Two Glenrothes men have completed a gruelling cycle to their home town from Aberdeen to raise money for charity.
George McDougall and Mark Crombie have been cycling to raise money over the past few years and this year they decided to take on a tougher challenge.
Last month they set off from the Granite City early in the morning, and, six hours later, they arrived in Glenrothes, raising £800 for the children’s ward at Victoria Hospital in Kirkcaldy.
Mark said: “We were looking to do something a bit different and came up with the idea of going somewhere on the train and cycling back to raise money for charity.
“When we got across the Tay Bridge it was really, really tough.
“I had never done more than about 70 miles I think so I was really feeling it and that was a difficult stretch.
“There was a real sense of achievement when we finished, despite the pain!
“I could barely walk for days afterwards , it felt like I was still in the saddle.”
George and Mark spent most of last winter training and preparing for the cycle with the encouragement and support of their local gym.
And having raised money for cancer charities in the past, they chose a different cause this year - the children’s ward.
“We wanted to pick a different charity, something a bit more personal for us,” Mark added.
“When you think how difficult it is even for adults to adjust to being in hospital, it can be so much harder for children to be away from home, their family and all their toys.

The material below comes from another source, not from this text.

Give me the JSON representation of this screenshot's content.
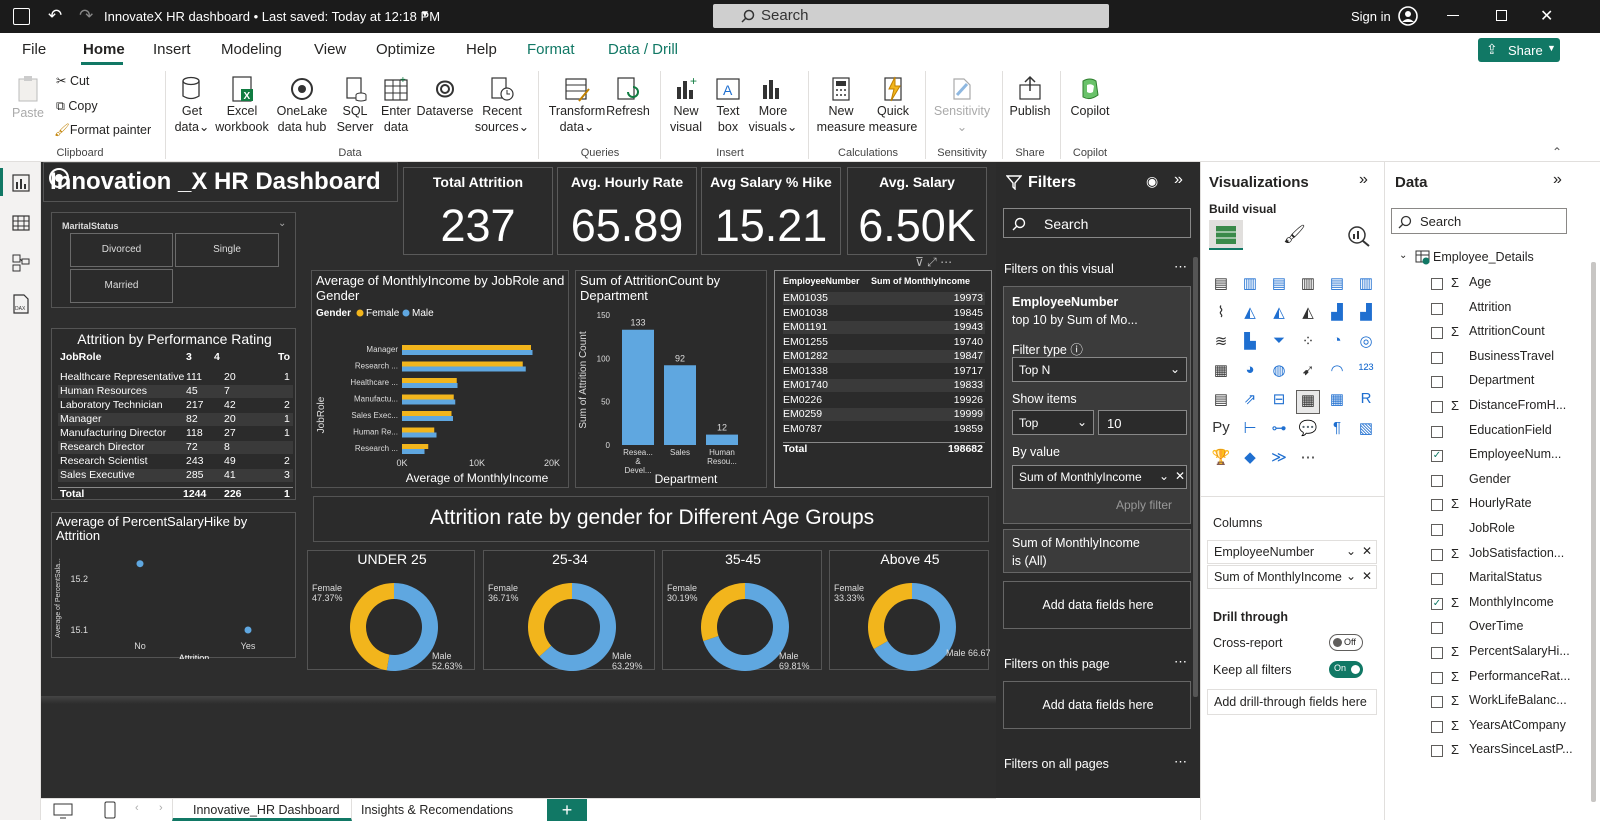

“So we decided to raise money for the children’s ward and do something to help those kids out.”
George McDougall, a mechanic at the Fife Auto Centre, struggled towards the end of the cycle - but still enjoyed it.
“The last few miles were really difficult but overall the weather was pretty good and that made it enjoyable,” George explained.
“Initially we were just going to do it for fun but then we thought it would be good to raise some money as well.
“We have friends who have used the ward at the Victoria recently so we knew that was a really worthy cause.
“Everyone at work really supported me, especially Richard Forrester who ended up joining us and really kept us going.”